Kill a Chosen and you’ll gain access to their special weaponry as well as relieving yourself of the considerable headache of having to pit your wits against them time after time. The addition of The Chosen makes a huge difference to the ebb and flow of the game’s campaign and, alongside that new fatigue mechanic, ensures that you’ll need to rotate your soldiers and get used to the pain of losing them forever as you inevitably suffer heavy losses and accrue all manner of mental and physical scars – which, in turn, feeds directly into the fun of that character-creation element. War of the Chosen is XCOM 2 turned all the way up to eleven, and we reckon it’s a good idea to at least get some practice in with the base experience before diving headlong into this expanded version.
Overall then, XCOM 2 Collection is a pretty much essential purchase for fans of the genre but, as we’ve already mentioned, this port does come with a few issues. Virtuous has, understandably, had to turn the graphics right down, it’s not a huge issue for the most part – this is still a good-looking game – but there are times (most especially when explosions are taking place or when the camera gets up close and personal with a character or piece of scenery) when things can look pretty rough.
You’ll notice lots of low resolution textures and fancy lighting volumetric effects are all but gone from the experience.

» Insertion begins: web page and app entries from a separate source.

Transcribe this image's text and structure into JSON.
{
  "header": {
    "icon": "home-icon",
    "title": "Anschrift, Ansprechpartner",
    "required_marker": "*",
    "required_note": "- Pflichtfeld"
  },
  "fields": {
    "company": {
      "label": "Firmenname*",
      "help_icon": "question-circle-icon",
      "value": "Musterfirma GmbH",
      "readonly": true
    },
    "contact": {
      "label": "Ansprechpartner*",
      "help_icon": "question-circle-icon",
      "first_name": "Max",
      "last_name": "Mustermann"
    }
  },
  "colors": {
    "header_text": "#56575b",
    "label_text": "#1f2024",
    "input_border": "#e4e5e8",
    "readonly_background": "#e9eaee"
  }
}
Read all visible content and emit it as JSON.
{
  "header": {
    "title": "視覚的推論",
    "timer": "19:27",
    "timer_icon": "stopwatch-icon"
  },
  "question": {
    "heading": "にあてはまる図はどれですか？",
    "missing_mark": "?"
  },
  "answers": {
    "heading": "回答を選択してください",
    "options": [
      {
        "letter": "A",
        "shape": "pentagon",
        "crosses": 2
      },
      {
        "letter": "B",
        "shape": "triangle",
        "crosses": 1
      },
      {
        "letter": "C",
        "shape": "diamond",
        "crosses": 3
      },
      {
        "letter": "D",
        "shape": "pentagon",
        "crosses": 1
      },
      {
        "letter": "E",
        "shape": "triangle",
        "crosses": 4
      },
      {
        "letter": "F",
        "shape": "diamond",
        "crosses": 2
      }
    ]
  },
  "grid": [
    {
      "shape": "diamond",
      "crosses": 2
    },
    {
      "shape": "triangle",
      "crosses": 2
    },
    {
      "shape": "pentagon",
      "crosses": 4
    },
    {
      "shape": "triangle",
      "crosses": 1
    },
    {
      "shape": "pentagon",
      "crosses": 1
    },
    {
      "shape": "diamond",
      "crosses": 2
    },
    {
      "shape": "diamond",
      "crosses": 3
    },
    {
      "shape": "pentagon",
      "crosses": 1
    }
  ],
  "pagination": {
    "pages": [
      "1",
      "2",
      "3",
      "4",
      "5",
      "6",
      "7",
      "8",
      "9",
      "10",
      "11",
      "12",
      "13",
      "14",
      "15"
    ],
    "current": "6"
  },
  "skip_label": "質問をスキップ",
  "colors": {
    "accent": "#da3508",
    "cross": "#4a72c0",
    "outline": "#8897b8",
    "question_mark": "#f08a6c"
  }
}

The framerate too, as is also the case on more powerful consoles, can be a bit of a liability, especially as missions are just starting or when the action cuts to sequences of you firing your weapon or hurling a grenade. However, although Virtuous hasn’t managed to keep a solid 30fps here, overall it’s not a massive issue and we don’t think it will affect your enjoyment of the game too much. After all, this is a turn-based strategy experience and not something that depends on smooth sailing in terms of fps in order to succeed.
Loading times, just like the PS4 and Xbox One versions of the game, can also be a bit of a pain – although we’re almost certain loading into levels here is actually quicker than on the base PS4 – and if you like to play the game in a save-scumming style you’ll be in for a lot of twiddling your fingers as you wait for your game to load back to where you need to be. However, all things considered, this is still a top-notch title that absolutely plays a decent game in both docked and handheld modes.
In portable, many of the graphical downgrades are also much less of an eyesore and it’s just a delightful thing to be able to play this absolute beast whenever and wherever you fancy. In docked things hold up relatively well – although stuttering and graphical anomalies are much more apparent here – and thanks to what appears to be some smoothing and anti-aliasing filters we’re not being subjected to a world of jagged, low-resolution edges all over the place, but handheld is definitely the more pleasant visually.
In short, when XCOM 2 was first announced for Switch we genuinely didn’t see how it could manage the jump without some serious issues – if indeed it was possible at all – but Virtuous has handed in another strong effort here; this is as good a port as we could have reasonably expected with all of the downgrades we’re now used to on Switch but still, at the end of the day, it’s a very playable version of one of the all-time greats.